Pearce, an Alaska-native, developed through the US National Development Team and USHL before joining Notre Dame. He was a backup as a freshman and a sophomore, playing only 12 games in two years. He took over as the starter as a junior, and was a big part of Notre Dame's resurgence as a hockey program. His 2.04 GAA and 43 games played were enough to drive Notre Dame right to the top of the CCHA standings.
As a senior, Pearce's numbers were even better. Notre Dame took the overall #1 seed in the CCHA behind Pearce's 30 wins, 1.68 GAA, and .931 save percentage. Unfortunately, Notre Dame was bounced in the first round of the NCAA Tournament at the hands of the Bemidji State Beavers.

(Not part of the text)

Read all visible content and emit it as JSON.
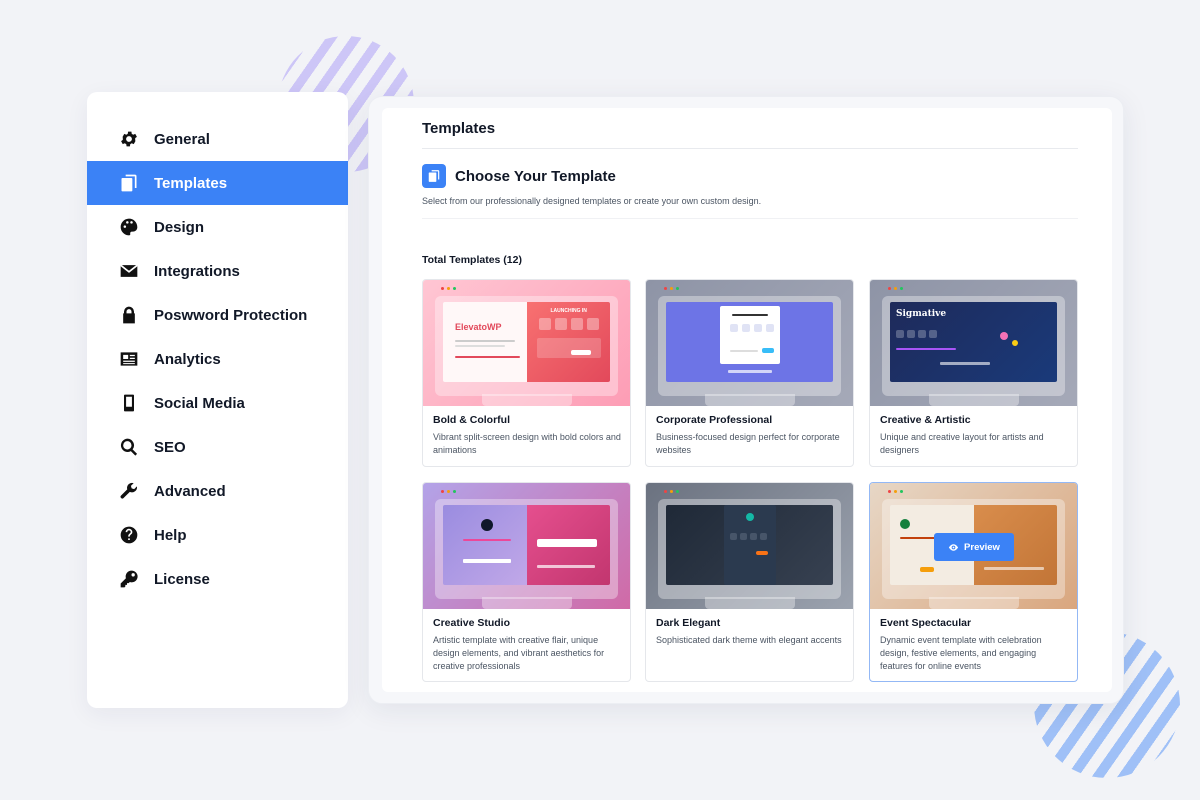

This regional was in Grand Rapids, so I was lucky enough to attend and see it first-hand. It wasn't a great showing by Notre Dame, but it was impossible to root against the underdog Bemidji State. They've got a work ethic that Detroit could learn from, but I digress.
Pearce is an athletic goalie who seems to thrive in pressure situations. He's got a big frame and plays his angles well, at times he can look unbeatable. After the tournament, Detroit signed Pearce to a two-year deal and he even got a late season start with Grand Rapids. He was expected to push for the AHL backup job, but has started his professional career in Toledo, where he won his first start. He should get some time in the AHL before the season is over.
Off the ice, Pearce was a pre-med major at Notre Dame and may go to med school if his hockey career doesn't pan out.
Who's Hot: Gleason Founier has continued his good start with 8 points in 5 games ... Willie Coetzee is currently tied for the league lead in the WHL in scoring, with 23 points in 13 games ... Quietly, enforcer/agitator Mitchell Callahan has started the season at a point per game pace, with 11 in 11 ... Adam Almqvist continues to amaze with 26 points in 11 games ... Gustav Nyquist has picked up where he left off last year with 4 goals and 6 points in 6 games.
Who's Cold: Grand Rapids lost two games to San Antonio over the weekend by a combined score of 14-6 ... Daniel Larsson was beaten 5 times in 6 shots and currently boasts some cringe-worthy numbers with a 6.56 GAA and a .795 save percentage ... Jakub Kindl has not his the scoresheet for Grand Rapids yet ... Wisconsin was not happy with Brendan Smith's play in the team's first game and he was a healthy scratch for the second game.
Notes: Fournier's hot start got earned him QMJHL Defensive Player of the Week honors ... Nick Jensen was selected to play in the World Junior A Challenge for the USA, an honor that Max Nicastro had last season, helping the team to bring back to the gold ... Adam Almqvist was a surprising omission from the Swedish U20 A & B teams, but he was selected for Sweden at the World Junior A Challenge ... Jesper Samuelsson was promoted back to the SEL after being demoted to SWE-2 last week ... Brian Lashoff's Kingston Frontenacs will be wearing Don Cherry-inspired jerseys this weekend (that's Lashoff in the second picture) ... Tomas Tatar debuted for the Griffins, picking up an assist and being on the ice for both goals the Griffins scored ... Landon Ferraro is still on the sidelines with a knee injury.